■ Assignment:
For the string "label", count the lines in the records below that contain it. Answer with that number alone.

■ Information shown:
========

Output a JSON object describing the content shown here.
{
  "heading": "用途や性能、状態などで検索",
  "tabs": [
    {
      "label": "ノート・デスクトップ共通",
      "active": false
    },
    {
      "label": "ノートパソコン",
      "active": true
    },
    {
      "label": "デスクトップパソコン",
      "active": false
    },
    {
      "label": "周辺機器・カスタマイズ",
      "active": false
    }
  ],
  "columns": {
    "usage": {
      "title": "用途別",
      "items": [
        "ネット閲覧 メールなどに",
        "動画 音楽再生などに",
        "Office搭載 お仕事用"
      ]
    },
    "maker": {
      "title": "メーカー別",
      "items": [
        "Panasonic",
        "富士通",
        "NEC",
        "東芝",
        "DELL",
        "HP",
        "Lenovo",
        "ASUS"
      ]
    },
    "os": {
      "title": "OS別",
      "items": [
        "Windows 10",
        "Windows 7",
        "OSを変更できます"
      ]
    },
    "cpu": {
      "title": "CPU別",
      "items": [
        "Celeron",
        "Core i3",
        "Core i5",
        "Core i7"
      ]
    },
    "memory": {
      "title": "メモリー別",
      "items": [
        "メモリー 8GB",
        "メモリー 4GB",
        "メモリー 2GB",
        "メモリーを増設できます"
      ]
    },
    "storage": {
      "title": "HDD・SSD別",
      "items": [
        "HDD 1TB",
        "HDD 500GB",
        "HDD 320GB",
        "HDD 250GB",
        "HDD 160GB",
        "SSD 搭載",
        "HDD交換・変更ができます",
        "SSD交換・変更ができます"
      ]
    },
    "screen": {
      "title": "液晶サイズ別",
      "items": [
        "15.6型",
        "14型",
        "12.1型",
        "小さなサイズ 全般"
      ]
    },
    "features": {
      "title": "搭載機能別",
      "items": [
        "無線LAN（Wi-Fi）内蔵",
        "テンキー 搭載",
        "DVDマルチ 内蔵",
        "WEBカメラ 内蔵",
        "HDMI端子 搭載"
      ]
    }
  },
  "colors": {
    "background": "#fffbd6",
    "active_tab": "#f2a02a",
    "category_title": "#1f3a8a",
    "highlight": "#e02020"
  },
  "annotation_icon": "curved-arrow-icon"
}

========

■ Completed exercise:
4